# Any injective homomorphism $F_n\to F_n$ with image of finite index is bijective ($n\geq 2$)

$$\DeclareMathOperator{\im}{Im}$$ Let $$\Phi: F_n\to F_n$$ be an injective homomorphism between free groups with $$n\geq 2$$ and $$\im{\Phi}$$ having finite index. Prove that $$\Phi$$ is bijective, i.e. $$\im{\Phi}$$ has index 1.
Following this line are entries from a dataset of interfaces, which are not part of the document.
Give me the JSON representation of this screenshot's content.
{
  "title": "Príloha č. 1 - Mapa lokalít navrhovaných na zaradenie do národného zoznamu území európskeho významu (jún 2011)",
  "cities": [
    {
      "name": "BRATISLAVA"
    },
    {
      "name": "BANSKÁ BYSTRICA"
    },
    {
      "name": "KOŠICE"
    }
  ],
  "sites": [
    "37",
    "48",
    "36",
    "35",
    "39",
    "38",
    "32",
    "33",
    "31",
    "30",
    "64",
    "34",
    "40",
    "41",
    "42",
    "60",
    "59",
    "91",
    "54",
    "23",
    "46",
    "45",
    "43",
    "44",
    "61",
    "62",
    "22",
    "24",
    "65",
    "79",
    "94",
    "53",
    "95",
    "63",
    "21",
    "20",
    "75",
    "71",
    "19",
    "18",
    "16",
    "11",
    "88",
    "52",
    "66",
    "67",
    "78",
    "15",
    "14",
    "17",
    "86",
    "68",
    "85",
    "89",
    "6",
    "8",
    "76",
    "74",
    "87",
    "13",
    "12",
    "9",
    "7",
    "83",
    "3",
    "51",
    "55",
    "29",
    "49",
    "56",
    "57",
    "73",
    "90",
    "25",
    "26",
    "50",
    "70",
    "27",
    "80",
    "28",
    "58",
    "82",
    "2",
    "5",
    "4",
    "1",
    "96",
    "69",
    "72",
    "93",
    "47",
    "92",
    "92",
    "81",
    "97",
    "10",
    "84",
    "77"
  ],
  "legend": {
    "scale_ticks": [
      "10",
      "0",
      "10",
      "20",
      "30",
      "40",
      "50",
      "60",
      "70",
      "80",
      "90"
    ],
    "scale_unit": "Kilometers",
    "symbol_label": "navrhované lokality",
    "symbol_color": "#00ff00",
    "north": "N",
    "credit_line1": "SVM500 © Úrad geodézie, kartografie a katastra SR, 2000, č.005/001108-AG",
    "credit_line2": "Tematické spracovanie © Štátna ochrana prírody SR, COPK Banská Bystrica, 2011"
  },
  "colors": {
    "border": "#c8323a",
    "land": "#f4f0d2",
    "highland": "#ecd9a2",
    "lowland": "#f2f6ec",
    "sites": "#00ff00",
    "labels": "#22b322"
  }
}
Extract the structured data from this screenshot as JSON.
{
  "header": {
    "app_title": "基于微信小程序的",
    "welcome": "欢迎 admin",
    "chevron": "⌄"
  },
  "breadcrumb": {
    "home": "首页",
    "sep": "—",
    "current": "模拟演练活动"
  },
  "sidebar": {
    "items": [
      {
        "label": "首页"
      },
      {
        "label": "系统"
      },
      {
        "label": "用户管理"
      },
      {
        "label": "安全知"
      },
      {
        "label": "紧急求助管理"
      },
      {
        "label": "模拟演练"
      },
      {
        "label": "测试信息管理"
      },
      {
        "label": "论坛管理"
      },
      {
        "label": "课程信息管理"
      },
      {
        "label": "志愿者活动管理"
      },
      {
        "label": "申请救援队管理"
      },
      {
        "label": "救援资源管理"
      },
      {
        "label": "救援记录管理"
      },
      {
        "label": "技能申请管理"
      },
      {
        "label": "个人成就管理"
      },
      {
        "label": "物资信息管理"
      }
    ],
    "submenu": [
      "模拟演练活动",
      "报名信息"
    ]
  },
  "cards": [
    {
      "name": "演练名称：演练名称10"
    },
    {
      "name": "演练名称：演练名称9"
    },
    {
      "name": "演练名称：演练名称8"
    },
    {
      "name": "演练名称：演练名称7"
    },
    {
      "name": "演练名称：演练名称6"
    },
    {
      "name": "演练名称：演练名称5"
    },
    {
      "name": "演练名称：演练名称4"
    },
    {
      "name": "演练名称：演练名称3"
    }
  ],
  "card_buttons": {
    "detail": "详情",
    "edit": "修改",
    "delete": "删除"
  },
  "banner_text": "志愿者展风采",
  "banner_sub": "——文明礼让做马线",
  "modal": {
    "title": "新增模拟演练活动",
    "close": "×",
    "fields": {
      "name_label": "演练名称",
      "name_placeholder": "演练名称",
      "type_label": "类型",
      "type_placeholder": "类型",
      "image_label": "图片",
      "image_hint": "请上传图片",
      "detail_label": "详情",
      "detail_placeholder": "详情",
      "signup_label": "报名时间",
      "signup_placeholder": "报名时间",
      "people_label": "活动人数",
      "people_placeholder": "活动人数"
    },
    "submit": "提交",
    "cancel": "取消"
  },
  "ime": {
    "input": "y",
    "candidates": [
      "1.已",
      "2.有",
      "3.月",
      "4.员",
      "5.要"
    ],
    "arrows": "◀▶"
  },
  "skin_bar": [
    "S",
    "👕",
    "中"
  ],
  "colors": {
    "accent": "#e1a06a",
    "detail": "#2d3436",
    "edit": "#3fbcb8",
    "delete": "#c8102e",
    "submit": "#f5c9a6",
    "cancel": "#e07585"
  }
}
Proof: Let $$\Phi: F_n \to F_n$$ be an injective homomorphism between free groups of rank $$n\geq 2$$ with $$\im{\Phi}$$ having finite index in $$F_n$$. Since $$\im{\Phi}$$ is a subgroup of $$F_n$$ and by the Nielson-Schreier Theorem any subgroup of a free group is free, let $$\im{\Phi}=F_m$$ for some $$m\geq 2$$. Moreover, since the index of $$F_m$$ is finite therefore $$F_m$$ is free on precisely $$k(n-1)+1$$ generators for some positive integer $$k$$. Now, since $$\Phi$$ is injective then $$\ker{\Phi}=1$$, so by the First Isomorphism Theorem we will have \begin{align*} F_n / \ker{\Phi} = F_n / 1 &\cong \im{\Phi}=F_m\\ F_n &\cong F_m\\ \end{align*} which means that $$F_n$$ and $$F_m$$ have the same rank, so $$\Phi$$ is an isomorphism, hence bijective. $$\Box$$

Is this correct?

As a background, I am allowed to know elementary group theory, as well as material from Chapter 1 of Algebraic Topology by Hatcher.

• Yes this is completely correct. One remark: there are two parts of the argument. One is to say that if $G \hookrightarrow H$ is injective map then $G$ can be identified with its image. The second is that a subgroup of a free group of rank $n$ and index $k$ is free of rank $k(n-1)+1$. Now of these two statements the first is elementary and the second is much more sophisticated. So it's a little jarring seeing someone use a sophisticated fact and then giving a detailed proof of the totally trivial part using the First Isomorphism Theorem. But that's a stylistic criticism not a mathematical one. Commented Mar 7, 2022 at 16:28

## 1 Answer

I cleaned up the reasoning in accordance with @user994373's comment above.

$$\DeclareMathOperator{\im}{Im}$$ Proof: Let $$\Phi$$ be an injective homomorphism from $$F_n$$ to itself for $$n\geq 2$$ and with $$\im{\Phi}$$ having finite index. Since $$\Phi$$ is injective, by the First Isomorphism Theorem we have $$\ker{\Phi}=1$$ so $$F_n \cong \im{\Phi}$$. Next, since $$\im{\Phi}$$ has finite index, by the Nielson-Schreier Theorem we have that $$\im{\Phi}\leq F_n$$ is a free subgroup of $$F_n$$, and in particular $$\im{\Phi}=F_m$$ where $$m=k(n-1)+1$$ for some positive integer $$k$$. Therefore we have $$F_n \cong F_m$$ and since isomorphic free groups have the same rank by the uniqueness property, therefore $$n=m$$, so $$\im{\Phi}=F_n$$ and $$\Phi$$ is a bijection. $$\Box$$